Whilst the quantities of goods involved are small, the range

is becoming impressive, both inside the Rehabilitation Service,

and in other organisations which are employing the same techniques

in helping disabled people.

Over recent months, rehabilitees, as part of their vocational

training projects, have :

Assembled 35,000 small cartons

assembled 10,000 jig-saw puzzle leaflets

Made a score of open-front cupboards.

In addition to pleasing the firms concerned, the work sky­

rocketed the morale of the handicapped men and women.

If their work has value, they develop a new outlook, for they

see they can do a job as well as outside workers.

This development inside the Rehabilitation Service is proving

a ,valuable supplement to more orthodox tests of a m a n ’s ability.

Screwing nuts onto bolts, for example, might measure a m a n ’s

capacity for repetitive assembly work.

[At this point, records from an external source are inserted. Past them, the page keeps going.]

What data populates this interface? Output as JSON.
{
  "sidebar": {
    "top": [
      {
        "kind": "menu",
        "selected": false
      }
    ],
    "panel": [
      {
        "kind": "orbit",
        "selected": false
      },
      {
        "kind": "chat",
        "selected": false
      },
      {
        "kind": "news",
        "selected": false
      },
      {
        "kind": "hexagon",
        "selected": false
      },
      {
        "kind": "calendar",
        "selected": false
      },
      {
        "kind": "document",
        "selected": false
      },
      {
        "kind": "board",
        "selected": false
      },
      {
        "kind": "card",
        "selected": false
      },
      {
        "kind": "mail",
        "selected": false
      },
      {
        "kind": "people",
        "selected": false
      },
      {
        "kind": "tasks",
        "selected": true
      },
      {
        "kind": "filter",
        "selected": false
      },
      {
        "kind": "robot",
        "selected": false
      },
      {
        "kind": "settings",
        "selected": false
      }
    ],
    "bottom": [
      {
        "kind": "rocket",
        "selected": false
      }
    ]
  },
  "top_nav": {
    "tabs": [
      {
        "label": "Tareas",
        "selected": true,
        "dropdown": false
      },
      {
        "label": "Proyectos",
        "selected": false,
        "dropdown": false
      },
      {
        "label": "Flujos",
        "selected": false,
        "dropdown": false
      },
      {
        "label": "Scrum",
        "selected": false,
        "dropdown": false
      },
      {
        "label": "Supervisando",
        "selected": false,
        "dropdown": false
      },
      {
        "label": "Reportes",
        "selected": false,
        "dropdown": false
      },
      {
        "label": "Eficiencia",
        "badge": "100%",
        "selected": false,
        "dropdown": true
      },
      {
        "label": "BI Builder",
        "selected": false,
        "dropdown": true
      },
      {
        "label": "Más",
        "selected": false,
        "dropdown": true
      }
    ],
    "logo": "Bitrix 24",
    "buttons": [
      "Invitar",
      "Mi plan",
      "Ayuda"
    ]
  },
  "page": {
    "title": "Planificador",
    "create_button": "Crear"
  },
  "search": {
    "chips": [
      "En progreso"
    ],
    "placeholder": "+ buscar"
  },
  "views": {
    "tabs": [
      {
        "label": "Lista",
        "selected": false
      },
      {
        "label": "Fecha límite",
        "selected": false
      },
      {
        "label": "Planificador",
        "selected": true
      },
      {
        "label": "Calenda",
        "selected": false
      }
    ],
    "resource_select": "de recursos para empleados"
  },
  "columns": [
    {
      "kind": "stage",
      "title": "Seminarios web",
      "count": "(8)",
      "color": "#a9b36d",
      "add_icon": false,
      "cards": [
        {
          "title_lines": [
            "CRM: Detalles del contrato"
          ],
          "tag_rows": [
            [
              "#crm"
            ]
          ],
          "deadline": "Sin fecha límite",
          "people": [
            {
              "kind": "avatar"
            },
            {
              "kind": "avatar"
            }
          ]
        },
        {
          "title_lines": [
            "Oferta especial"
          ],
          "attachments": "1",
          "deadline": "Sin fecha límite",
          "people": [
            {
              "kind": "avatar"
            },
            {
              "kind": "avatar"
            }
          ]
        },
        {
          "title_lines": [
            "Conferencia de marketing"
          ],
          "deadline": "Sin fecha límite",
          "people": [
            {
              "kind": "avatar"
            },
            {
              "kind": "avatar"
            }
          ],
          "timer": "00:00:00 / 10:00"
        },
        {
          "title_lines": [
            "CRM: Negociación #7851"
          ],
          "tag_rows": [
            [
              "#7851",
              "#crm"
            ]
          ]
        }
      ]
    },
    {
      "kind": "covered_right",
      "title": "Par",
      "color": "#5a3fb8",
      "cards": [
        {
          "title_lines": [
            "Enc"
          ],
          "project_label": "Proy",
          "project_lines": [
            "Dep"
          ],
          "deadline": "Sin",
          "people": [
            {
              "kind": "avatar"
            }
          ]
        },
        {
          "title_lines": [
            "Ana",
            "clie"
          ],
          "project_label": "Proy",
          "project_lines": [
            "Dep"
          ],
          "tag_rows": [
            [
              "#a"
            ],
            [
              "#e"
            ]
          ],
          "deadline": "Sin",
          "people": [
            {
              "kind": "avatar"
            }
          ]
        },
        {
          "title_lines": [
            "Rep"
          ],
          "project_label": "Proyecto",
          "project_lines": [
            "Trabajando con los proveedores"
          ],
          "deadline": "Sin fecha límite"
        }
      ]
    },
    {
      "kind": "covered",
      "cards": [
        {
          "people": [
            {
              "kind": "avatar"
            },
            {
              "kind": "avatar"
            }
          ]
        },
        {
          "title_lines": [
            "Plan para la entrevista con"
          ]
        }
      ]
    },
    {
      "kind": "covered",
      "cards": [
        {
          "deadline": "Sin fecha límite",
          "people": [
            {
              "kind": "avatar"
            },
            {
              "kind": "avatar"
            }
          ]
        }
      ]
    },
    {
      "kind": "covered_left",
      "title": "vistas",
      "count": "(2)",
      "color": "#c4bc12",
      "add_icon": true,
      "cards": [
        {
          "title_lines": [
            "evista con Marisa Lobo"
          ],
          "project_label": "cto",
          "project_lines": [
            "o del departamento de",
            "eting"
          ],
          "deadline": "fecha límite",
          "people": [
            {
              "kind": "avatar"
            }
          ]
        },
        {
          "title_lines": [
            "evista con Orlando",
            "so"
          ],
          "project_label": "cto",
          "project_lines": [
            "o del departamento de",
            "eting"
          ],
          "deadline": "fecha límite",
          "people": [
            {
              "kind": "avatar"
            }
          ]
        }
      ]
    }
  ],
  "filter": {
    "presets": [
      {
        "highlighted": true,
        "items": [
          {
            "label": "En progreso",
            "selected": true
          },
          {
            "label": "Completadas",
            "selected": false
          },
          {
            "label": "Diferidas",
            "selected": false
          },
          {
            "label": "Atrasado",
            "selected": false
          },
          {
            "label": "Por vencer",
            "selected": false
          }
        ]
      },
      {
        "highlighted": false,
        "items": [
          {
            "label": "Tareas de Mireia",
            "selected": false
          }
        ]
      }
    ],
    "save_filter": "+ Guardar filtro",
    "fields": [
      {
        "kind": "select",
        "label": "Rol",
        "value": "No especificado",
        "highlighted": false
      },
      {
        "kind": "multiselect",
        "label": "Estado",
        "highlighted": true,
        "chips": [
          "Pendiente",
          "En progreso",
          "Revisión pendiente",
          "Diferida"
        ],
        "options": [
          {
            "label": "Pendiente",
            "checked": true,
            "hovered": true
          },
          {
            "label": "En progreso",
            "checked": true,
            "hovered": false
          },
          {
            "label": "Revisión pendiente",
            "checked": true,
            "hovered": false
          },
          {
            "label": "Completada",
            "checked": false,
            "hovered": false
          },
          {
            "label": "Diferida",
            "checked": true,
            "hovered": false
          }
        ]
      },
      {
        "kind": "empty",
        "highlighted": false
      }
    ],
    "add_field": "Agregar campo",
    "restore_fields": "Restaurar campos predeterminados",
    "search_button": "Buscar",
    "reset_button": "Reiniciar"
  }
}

On the other hand, the'

apparent pointlessness of much of the work could make some men

lose interest and slow down their output, a false picture of their

ability could be given the Rehabilitation staff.

2

Rehabilitation officials, anxious to bring a wider range

of jobs and experiences to their charges are now investigating

such test projects as wire cutting and stripping, attaching plugs

and sockets to cords, assembling switches and making up small

metal doors. These could be handled in the finely equipped

Rehabilitation Centres in every mainland State.

Such jobs also enable observers to judge a handicapped

person's re-action to :

• Noise and, sometimes, dirt.

• Supervision and discipline.

• Working with other people,

• Sustained output.

. Long periods of concentration.

They thus give a wealth of vocational evidence to

Commonwealth Employment Service and Rehabilitation officials.

Officials are able to offer industry "tried and proven"

handicapped workers, whose abilities have often been assessed

more strictly than the great majority of workers.

CUNBLRRr*

December 13. 1959 - P.M